Tom Muetzel felt a bit like Indiana Jones when renovations to a Commercial Street building unearthed an underground cellar beneath the basement. But alas, the hidden room caused too much of a delay, and Muetzel on Dec. 12 called off plans to reopen Ophelia’s at 300 E. Commercial St.
8. “Corwin Auto buys Friendly Ford”
Corwin Automotive Group cemented its presence in Springfield this year with the buyout of the 50-year-old Friendly Ford.
9. “Harbor Freight leases shuttered Staples building”
As retail faces online e-commerce challenges from the likes of Amazon, California-based Harbor Freight Tools leased the shuttered Staples building on North Kansas Expressway for its second Springfield store. The new business blood on the north side is more than welcome.
10. “Nixa entrepreneur pleads guilty to illegal bitcoin exchange”
The feds sent a message in September when Nixa entrepreneur Jason Klein was sentenced to five years of probation and ordered to pay a $10,000 fine for conducting an illegal money transmitting business by exchanging bitcoin for cash without a license. Meanwhile, the value of bitcoin continues to increase moment to moment.
SBJ Web Producer Geoff Pickle can be reached at email@example.com.
Ozarks Elder Law LLC closed on its acquisition of RTR Attorneys in Marshfield; Nashville-style fried chicken and catfish restaurant Hot Cluckers got its start; and the first Geico insurance office in the Queen City opened.
“A lot of the things we have were family heirlooms,” says Sean Brownfield, owner of Dapper and The Hepburn. Brownfield says curating the furniture and decor for both Dapper and The Hepburn was …
“This business in this location with us running it, was never able to generate the kind of income that I could’ve said, ‘okay Gabe, okay Kathy, here is a good health plan that you guys …
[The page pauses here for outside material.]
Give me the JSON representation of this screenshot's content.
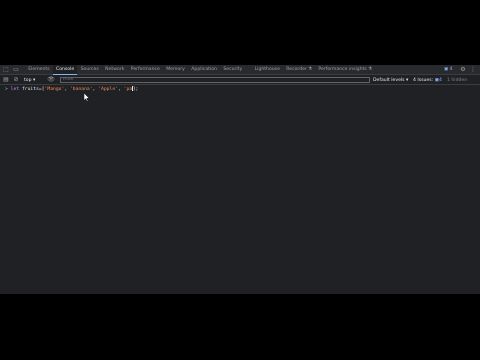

Kirsten Miller, Compliance Manager at Uber, says one of her most interesting tasks was launching a new market in Hobart, Australia. They had no data for the market and had to rely on information …
“If it doesn’t play on a mobile phone, you’re dead, period. Everything else is ancient history,” says Scott Opfer, President of Opfer Communications. Opfer says your business needs to be able …
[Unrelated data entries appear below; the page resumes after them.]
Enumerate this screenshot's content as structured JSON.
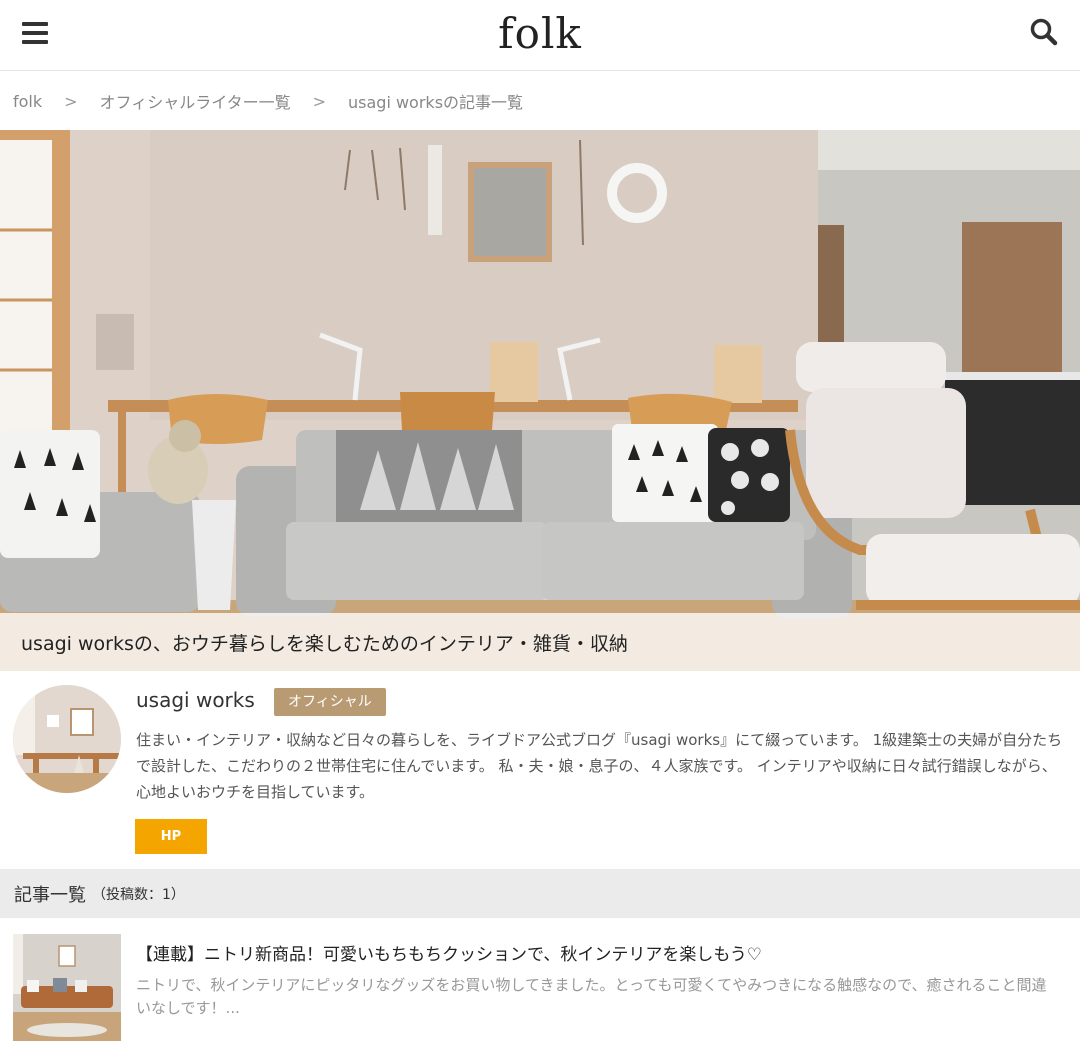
{
  "header": {
    "logo": "folk"
  },
  "breadcrumb": {
    "items": [
      "folk",
      "オフィシャルライター一覧",
      "usagi worksの記事一覧"
    ],
    "separator": ">"
  },
  "hero": {
    "caption": "usagi worksの、おウチ暮らしを楽しむためのインテリア・雑貨・収納"
  },
  "profile": {
    "name": "usagi works",
    "badge": "オフィシャル",
    "bio": "住まい・インテリア・収納など日々の暮らしを、ライブドア公式ブログ『usagi works』にて綴っています。 1級建築士の夫婦が自分たちで設計した、こだわりの２世帯住宅に住んでいます。 私・夫・娘・息子の、４人家族です。 インテリアや収納に日々試行錯誤しながら、心地よいおウチを目指しています。",
    "hp_label": "HP"
  },
  "articles": {
    "heading": "記事一覧",
    "count_label": "（投稿数：1）",
    "items": [
      {
        "title": "【連載】ニトリ新商品！可愛いもちもちクッションで、秋インテリアを楽しもう♡",
        "excerpt": "ニトリで、秋インテリアにピッタリなグッズをお買い物してきました。とっても可愛くてやみつきになる触感なので、癒されること間違いなしです！..."
      }
    ]
  },
  "colors": {
    "badge": "#b89b72",
    "hp_button": "#f5a500",
    "section_bar": "#ebebeb"
  },
  "icons": [
    "menu-icon",
    "search-icon"
  ]
}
“Growth for growth’s sake is a very dangerous path to get on. It really only leads to chaos, less profitability, less structure,” says Mickey Moore, CEO of Tomo Drug Testing. Moore says he …
“I like Jungian philosophy and I like existentialism, so by reading about that, it helps give me purpose in what I do, and keeps me motivated,” says Linda Saturno, Executive Director of the Child …
“Time management’s a constant challenge, especially [for] entrepreneurial people, because you tend to be workaholics to some degree, and you’re always trying to grow and you’re always trying …
“We do have a progressive approach to building a company. We are a flat organization and try to give everyone equal weight as far as business decisions are concerned,” says Tyler Drenon, Director …
Shawn Usery, Chief Medical Officer at Cox Medical Center Branson, says learning to delegate and embracing other professionals is the way to ensure patients receive the best care. “Having everybody …
“He goes out and takes risks and might do something that people advised him against, but definitely follows what he believes is right and truly [is] a very smart guy,” says Rachel Anderson, …